LibreOffice Writer Overview

LibreOffice Writer is the word processing component of LibreOffice. It has all of the features you would expect from a full-featured word processor, and is probably more powerful than you expect. But that power is only potential power. Until you put it to use properly it has very little power. That is what we are going to work on in this series, using it properly.

I have seen word processing software referred to as the most misused software in general use, though there is some debate as to whether spreadsheets or presentation software might be even more deserving. But in any case, all of these are software that is misused frequently, or even most of the time. And the reason is that people never learn how to approach the software properly. I can tell within seconds whether someone knows what they are doing with word processing by observing what things they do when they open the program. If they start off by selecting fonts, sizes, alignments, and so on, I know it is someone who is a  complete newb. On the other hand, if they turn on non-printing characters like paragraph marks and tab marks, I know I am in the presence of a sensei.

The objective of this series is to make you too a sensei.

So what are the key concepts we need to understand to achieve this lofty goal? They are not all that many, really, but the first point is to understand that typing is not word processing. Yet most people use word processing software like it is typing, only with slightly better way of correcting mistakes. (I remember lift-off tape on my IBM Selectric. Never again) Let’s go back to our scenario above where I distinguish between the newb and the sensei. Picture this: you open LibreOffice Writer, and are presented with a blank screen representing a blank sheet of paper. What do you do next? Well, maybe that depends on what kind of document you want to create. If it is a letter, maybe you go to select the Flush Right button to put your cursor on the right of the document, type out a date, then hit Enter. Then you need to click on the Flush Left button to get the cursor back the normal left side of the document so you can type Dear So-and-so…

And this is what makes you a newbie.

The sensei stops to think before typing. Do not all letters have these characteristics in common? Do they not all share this common nature? Does not the act of starting from scratch on each letter make no sense at all?

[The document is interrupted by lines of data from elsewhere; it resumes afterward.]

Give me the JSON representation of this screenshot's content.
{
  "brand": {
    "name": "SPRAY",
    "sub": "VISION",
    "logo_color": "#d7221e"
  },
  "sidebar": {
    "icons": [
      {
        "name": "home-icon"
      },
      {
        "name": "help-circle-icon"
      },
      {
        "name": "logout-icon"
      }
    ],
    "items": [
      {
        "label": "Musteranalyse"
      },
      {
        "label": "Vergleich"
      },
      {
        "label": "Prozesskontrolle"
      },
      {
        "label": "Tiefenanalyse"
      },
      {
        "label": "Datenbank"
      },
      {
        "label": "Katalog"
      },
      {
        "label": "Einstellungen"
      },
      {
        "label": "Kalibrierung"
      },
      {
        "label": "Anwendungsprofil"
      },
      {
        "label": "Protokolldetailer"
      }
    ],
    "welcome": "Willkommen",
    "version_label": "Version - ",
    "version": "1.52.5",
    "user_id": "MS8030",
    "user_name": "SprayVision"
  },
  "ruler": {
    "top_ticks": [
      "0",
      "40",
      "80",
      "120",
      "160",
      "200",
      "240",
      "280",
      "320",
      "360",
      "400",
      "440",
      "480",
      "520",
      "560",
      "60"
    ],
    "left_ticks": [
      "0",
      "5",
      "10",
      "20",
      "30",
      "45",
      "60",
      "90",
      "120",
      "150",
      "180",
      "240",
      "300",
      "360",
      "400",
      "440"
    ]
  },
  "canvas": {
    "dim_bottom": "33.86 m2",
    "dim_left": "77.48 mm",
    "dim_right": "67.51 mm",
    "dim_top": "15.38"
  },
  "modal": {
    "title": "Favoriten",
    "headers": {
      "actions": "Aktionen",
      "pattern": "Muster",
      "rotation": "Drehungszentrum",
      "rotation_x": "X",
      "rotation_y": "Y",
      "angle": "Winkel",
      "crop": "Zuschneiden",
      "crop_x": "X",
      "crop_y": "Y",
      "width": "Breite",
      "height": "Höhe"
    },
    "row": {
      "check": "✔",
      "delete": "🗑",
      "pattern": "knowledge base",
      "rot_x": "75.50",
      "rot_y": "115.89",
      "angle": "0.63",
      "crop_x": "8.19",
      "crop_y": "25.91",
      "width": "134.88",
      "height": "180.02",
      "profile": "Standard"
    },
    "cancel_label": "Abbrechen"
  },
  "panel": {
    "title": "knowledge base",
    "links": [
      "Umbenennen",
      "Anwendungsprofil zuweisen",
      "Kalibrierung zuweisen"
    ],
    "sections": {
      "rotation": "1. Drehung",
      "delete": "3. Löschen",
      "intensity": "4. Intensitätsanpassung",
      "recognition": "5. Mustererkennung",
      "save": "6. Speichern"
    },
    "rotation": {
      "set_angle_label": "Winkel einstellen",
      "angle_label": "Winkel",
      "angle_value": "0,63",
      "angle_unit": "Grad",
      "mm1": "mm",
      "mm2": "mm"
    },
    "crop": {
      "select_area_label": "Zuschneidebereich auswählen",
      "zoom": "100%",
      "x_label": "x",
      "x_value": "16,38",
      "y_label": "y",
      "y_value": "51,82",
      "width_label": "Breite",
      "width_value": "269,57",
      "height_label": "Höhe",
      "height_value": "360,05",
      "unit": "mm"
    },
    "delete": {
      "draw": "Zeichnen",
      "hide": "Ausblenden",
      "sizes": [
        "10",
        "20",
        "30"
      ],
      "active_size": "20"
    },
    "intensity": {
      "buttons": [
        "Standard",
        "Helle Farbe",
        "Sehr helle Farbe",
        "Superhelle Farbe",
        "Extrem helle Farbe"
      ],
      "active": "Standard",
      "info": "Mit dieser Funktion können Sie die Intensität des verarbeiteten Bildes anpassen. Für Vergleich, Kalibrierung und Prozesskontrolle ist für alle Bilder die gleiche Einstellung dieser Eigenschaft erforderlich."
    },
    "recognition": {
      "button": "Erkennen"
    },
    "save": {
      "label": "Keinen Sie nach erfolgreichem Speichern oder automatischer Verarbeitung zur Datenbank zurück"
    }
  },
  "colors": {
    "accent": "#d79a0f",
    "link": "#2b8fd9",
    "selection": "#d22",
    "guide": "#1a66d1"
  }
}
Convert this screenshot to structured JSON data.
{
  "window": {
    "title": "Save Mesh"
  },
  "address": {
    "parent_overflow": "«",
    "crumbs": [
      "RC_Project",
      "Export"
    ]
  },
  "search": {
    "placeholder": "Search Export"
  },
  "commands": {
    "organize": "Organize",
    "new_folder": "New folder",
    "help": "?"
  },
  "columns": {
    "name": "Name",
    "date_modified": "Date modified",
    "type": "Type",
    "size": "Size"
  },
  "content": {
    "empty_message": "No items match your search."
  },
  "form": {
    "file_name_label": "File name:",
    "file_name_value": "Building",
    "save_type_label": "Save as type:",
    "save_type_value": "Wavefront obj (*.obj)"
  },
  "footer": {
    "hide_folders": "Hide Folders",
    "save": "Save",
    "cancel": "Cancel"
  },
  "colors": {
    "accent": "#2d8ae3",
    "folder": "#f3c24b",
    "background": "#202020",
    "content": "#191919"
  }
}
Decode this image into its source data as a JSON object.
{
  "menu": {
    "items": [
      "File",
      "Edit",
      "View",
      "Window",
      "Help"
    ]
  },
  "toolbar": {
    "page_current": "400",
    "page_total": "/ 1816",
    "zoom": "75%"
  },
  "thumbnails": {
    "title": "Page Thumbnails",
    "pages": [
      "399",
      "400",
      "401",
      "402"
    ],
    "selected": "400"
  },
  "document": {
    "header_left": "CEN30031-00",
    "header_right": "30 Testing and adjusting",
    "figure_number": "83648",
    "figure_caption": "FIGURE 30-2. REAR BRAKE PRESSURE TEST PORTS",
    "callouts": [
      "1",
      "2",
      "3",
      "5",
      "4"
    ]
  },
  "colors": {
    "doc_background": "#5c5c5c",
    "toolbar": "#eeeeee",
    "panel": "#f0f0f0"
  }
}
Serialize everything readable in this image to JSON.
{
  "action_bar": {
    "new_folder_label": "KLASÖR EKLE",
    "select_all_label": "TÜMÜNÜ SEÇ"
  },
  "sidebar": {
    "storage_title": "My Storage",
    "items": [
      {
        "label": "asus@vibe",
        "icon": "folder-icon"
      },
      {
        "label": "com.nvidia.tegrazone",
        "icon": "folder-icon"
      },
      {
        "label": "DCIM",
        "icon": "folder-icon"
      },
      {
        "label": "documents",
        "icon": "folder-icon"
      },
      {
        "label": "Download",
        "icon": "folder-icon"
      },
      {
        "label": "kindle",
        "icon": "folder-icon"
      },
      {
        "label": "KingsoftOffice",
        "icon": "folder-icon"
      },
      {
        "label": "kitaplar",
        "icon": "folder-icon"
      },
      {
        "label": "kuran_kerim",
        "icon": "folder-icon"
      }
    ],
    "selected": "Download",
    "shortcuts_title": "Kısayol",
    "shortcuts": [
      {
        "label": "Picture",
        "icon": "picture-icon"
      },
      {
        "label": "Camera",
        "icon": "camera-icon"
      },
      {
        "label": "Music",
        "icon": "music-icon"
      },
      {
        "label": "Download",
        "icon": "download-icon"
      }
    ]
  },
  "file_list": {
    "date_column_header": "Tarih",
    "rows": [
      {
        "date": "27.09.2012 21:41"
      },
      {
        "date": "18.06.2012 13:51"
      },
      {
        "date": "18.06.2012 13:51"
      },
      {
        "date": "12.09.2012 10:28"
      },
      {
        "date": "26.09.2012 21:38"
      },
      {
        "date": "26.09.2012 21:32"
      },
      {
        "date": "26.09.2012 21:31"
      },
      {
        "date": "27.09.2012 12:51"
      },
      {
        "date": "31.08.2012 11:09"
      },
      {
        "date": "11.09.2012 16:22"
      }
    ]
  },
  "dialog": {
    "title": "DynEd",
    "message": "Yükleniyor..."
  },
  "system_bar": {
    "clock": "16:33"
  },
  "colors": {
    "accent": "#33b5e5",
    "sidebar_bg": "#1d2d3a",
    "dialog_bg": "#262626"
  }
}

The answer to all of these questions is “Yes.” And if that is the case, why are you not using the power given to you by this thing we call a computer and automating what you are doing? I always think that intelligent laziness is the most noble of human inactions.

Of course, part of the problem is that even though we all use computers every day, we forget just what they are capable of doing. I recall many years ago teaching a class in applied statistics, and the class was taught in the computer lab so that the students could run their functions and see the results in real time. In one particular assignment they were to do a test on the result, and I gave them a formula to calculate the test statistic. One student reached into a backpack to pull out a calculator, so I went up to him and asked him what he was doing. “Doing the calculation, Professor.” So I asked him what that big box in front of him was, and he answered “A computer, Professor.” So far so good. So then I asked him “Why do you think it is called a computer.” Eventually the light dawned, and he realized that by its very nature any computer can do all of the calculations you might ever need to do.

It is equally true that by its nature anything a computer can do once it can automate doing endlessly. And so the sensei looks for opportunities to automate anything that is likely to occur more than once. OK, technically the effort spent automating should be equal to or less than the effort needed to do it manually both times, but in practice you should look for opportunities to automate anything that you will do multiple times. You will rarely be disappointed in this practice.

So, how do we apply this principle to our letter, or office memo, or whatever? The starting point is to understand and use Templates.

Listen to the audio version of this post on Hacker Public Radio!

 Save as PDF